Born into a noble Roman family, Antony quickly rose through the ranks of the Roman military due to his exceptional bravery and strategic skills. He gained a reputation as a fearless and charismatic leader, leading his troops to numerous victories and expanding the Roman Empire's territory. Antony's military achievements earned him the respect and loyalty of his soldiers, who admired his courage and unwavering dedication to their cause.

The Love Affair with Cleopatra

One of the defining aspects of Antony's life is his intense relationship with Cleopatra. After meeting her in Egypt, Antony becomes infatuated with the beautiful and enigmatic queen. Their passionate love affair becomes the talk of the Roman Empire and is viewed by many as a betrayal of Antony's duties and responsibilities as a Roman leader.
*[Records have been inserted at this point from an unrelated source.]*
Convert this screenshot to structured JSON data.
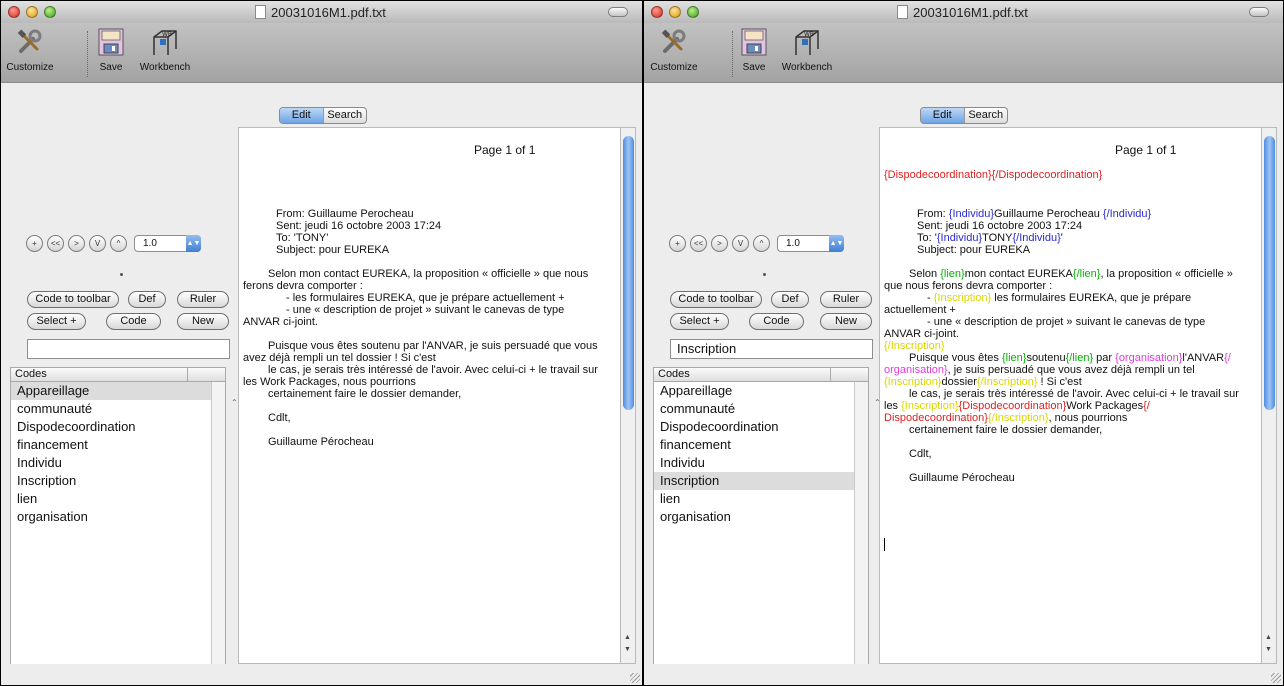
{
  "colors": {
    "tag_lien": "#00b400",
    "tag_individu": "#2a2ad0",
    "tag_organisation": "#e03ce0",
    "tag_inscription": "#d8d800",
    "tag_dispodecoordination": "#e02020"
  },
  "windows": [
    {
      "title": "20031016M1.pdf.txt",
      "toolbar": {
        "customize": "Customize",
        "save": "Save",
        "workbench": "Workbench"
      },
      "tabs": {
        "edit": "Edit",
        "search": "Search"
      },
      "zoom_value": "1.0",
      "buttons": {
        "code_to_toolbar": "Code to toolbar",
        "def": "Def",
        "ruler": "Ruler",
        "select": "Select +",
        "code": "Code",
        "new": "New"
      },
      "code_field_value": "",
      "codes_header": "Codes",
      "selected_code_index": -1,
      "codes": [
        "Appareillage",
        "communauté",
        "Dispodecoordination",
        "financement",
        "Individu",
        "Inscription",
        "lien",
        "organisation"
      ],
      "document": {
        "page": "Page 1 of 1",
        "l01": "From: Guillaume Perocheau",
        "l02": "Sent: jeudi 16 octobre 2003 17:24",
        "l03": "To: 'TONY'",
        "l04": "Subject: pour EUREKA",
        "l05": "Selon mon contact EUREKA, la proposition « officielle » que nous",
        "l06": "ferons devra comporter :",
        "l07": "- les formulaires EUREKA, que je prépare actuellement +",
        "l08": "- une « description de projet » suivant le canevas de type",
        "l09": "ANVAR ci-joint.",
        "l10": "Puisque vous êtes soutenu par l'ANVAR, je suis persuadé que vous",
        "l11": "avez déjà rempli un tel dossier ! Si c'est",
        "l12": "le cas, je serais très intéressé de l'avoir. Avec celui-ci + le travail sur",
        "l13": "les Work Packages, nous pourrions",
        "l14": "certainement faire le dossier demander,",
        "l15": "Cdlt,",
        "l16": "Guillaume Pérocheau"
      }
    },
    {
      "title": "20031016M1.pdf.txt",
      "toolbar": {
        "customize": "Customize",
        "save": "Save",
        "workbench": "Workbench"
      },
      "tabs": {
        "edit": "Edit",
        "search": "Search"
      },
      "zoom_value": "1.0",
      "buttons": {
        "code_to_toolbar": "Code to toolbar",
        "def": "Def",
        "ruler": "Ruler",
        "select": "Select +",
        "code": "Code",
        "new": "New"
      },
      "code_field_value": "Inscription",
      "codes_header": "Codes",
      "selected_code_index": 5,
      "codes": [
        "Appareillage",
        "communauté",
        "Dispodecoordination",
        "financement",
        "Individu",
        "Inscription",
        "lien",
        "organisation"
      ],
      "document": {
        "page": "Page 1 of 1",
        "t_dispo_open": "{Dispodecoordination}",
        "t_dispo_close": "{/Dispodecoordination}",
        "l01_a": "From: ",
        "l01_t1": "{Individu}",
        "l01_b": "Guillaume Perocheau ",
        "l01_t2": "{/Individu}",
        "l02": "Sent: jeudi 16 octobre 2003 17:24",
        "l03_a": "To: '",
        "l03_t1": "{Individu}",
        "l03_b": "TONY",
        "l03_t2": "{/Individu}",
        "l03_c": "'",
        "l04": "Subject: pour EUREKA",
        "l05_a": "Selon ",
        "l05_t1": "{lien}",
        "l05_b": "mon contact EUREKA",
        "l05_t2": "{/lien}",
        "l05_c": ", la proposition « officielle »",
        "l06": "que nous ferons devra comporter :",
        "l07_a": "- ",
        "l07_t1": "{Inscription}",
        "l07_b": "  les formulaires EUREKA, que je prépare",
        "l08": "actuellement +",
        "l09": "- une « description de projet » suivant le canevas de type",
        "l10": "ANVAR ci-joint.",
        "l11_t": "{/Inscription}",
        "l12_a": "Puisque vous êtes ",
        "l12_t1": "{lien}",
        "l12_b": "soutenu",
        "l12_t2": "{/lien}",
        "l12_c": " par ",
        "l12_t3": "{organisation}",
        "l12_d": "l'ANVAR",
        "l12_t4": "{/",
        "l13_t1": "organisation}",
        "l13_a": ", je suis persuadé que vous avez déjà rempli un tel",
        "l14_t1": "{Inscription}",
        "l14_a": "dossier",
        "l14_t2": "{/Inscription}",
        "l14_b": " ! Si c'est",
        "l15": "le cas, je serais très intéressé de l'avoir. Avec celui-ci + le travail sur",
        "l16_a": "les ",
        "l16_t1": "{Inscription}",
        "l16_t2": "{Dispodecoordination}",
        "l16_b": "Work Packages",
        "l16_t3": "{/",
        "l17_t1": "Dispodecoordination}",
        "l17_t2": "{/Inscription}",
        "l17_a": ", nous pourrions",
        "l18": "certainement faire le dossier demander,",
        "l19": "Cdlt,",
        "l20": "Guillaume Pérocheau"
      }
    }
  ]
}
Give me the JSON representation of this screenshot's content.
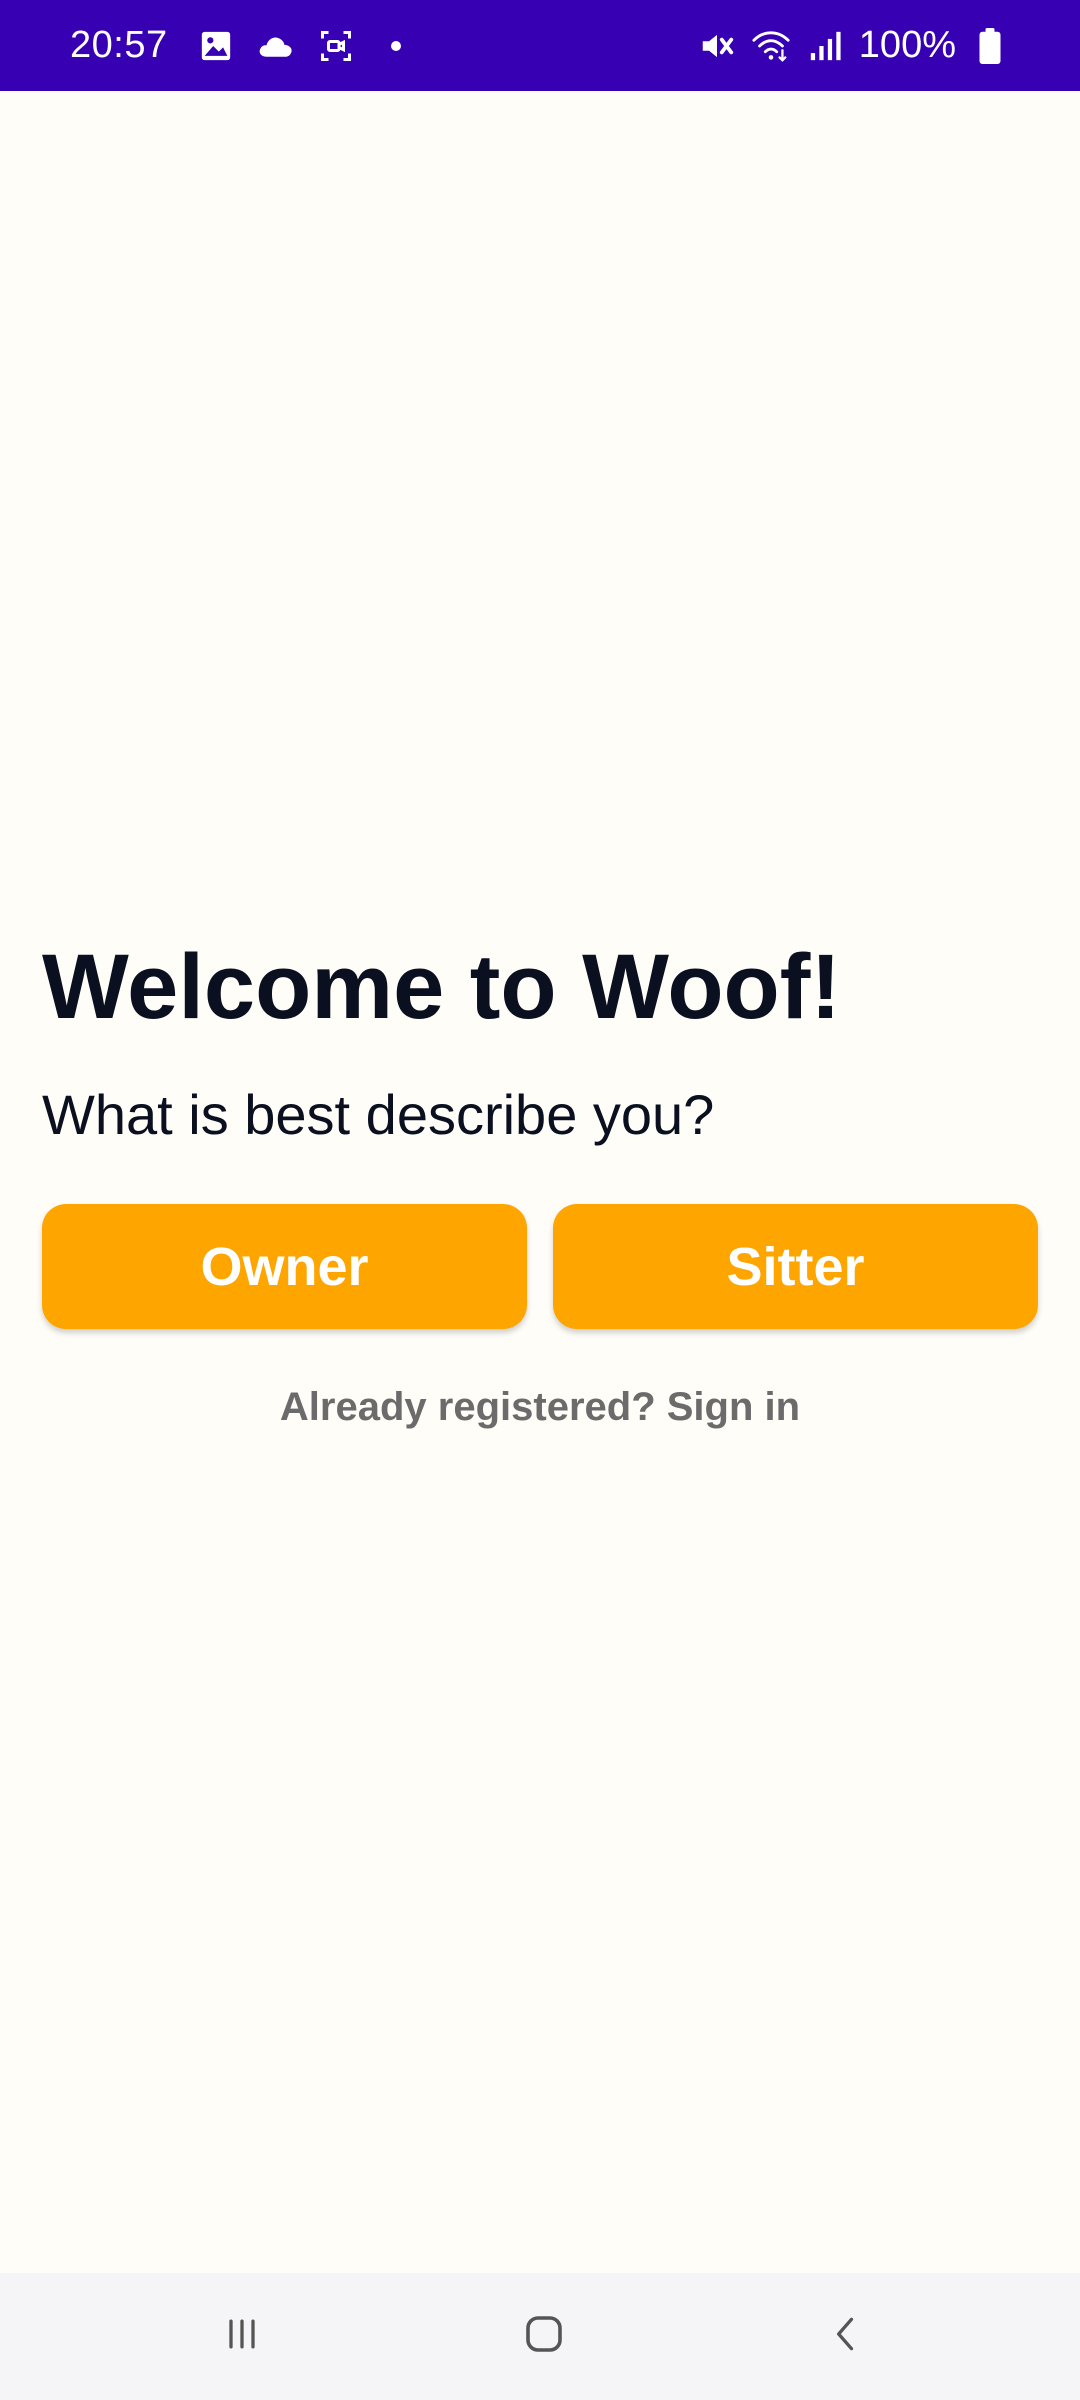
{
  "status_bar": {
    "time": "20:57",
    "battery_percent": "100%",
    "left_icons": [
      "image-icon",
      "cloud-icon",
      "screen-record-icon",
      "dot-icon"
    ],
    "right_icons": [
      "mute-icon",
      "wifi-icon",
      "signal-icon",
      "battery-icon"
    ],
    "background_color": "#3700B3"
  },
  "welcome": {
    "title": "Welcome to Woof!",
    "subtitle": "What is best describe you?"
  },
  "roles": {
    "owner_label": "Owner",
    "sitter_label": "Sitter",
    "button_color": "#FFA500"
  },
  "signin": {
    "label": "Already registered? Sign in"
  },
  "nav_bar": {
    "icons": [
      "recents-icon",
      "home-icon",
      "back-icon"
    ]
  },
  "colors": {
    "background": "#FFFDF8",
    "text": "#0B1020",
    "link": "#6B6B6B"
  }
}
Their relationship is marked by both love and conflict, as Antony is torn between his love for Cleopatra and his duty to Rome. Despite the challenges and criticism they face, Antony and Cleopatras love remains strong and they are often depicted as two halves of a whole, each completing the other.

The Battle of Actium

One of the most significant events in Antony's life is the Battle of Actium, a naval battle between the forces of Antony and Cleopatra against Octavian, the future Roman Emperor Augustus. This battle ultimately leads to Antony's downfall and the end of his relationship with Cleopatra.

Despite his military experience, Antony's forces are defeated by Octavian's superior strategy. Feeling defeated and betrayed, Antony believes that Cleopatra has betrayed him and falls into a deep despair. This despair leads him to take his own life, believing that he cannot live without Cleopatra.


Antony's life and tragic end have been a subject of fascination and inspiration for centuries. Shakespeare's portrayal of Antony in his play has solidified the character's place in literary history. Antony's character is often seen as a symbol of the conflict between love and duty, and his tragic downfall serves as a cautionary tale for those who prioritize personal desires over their responsibilities.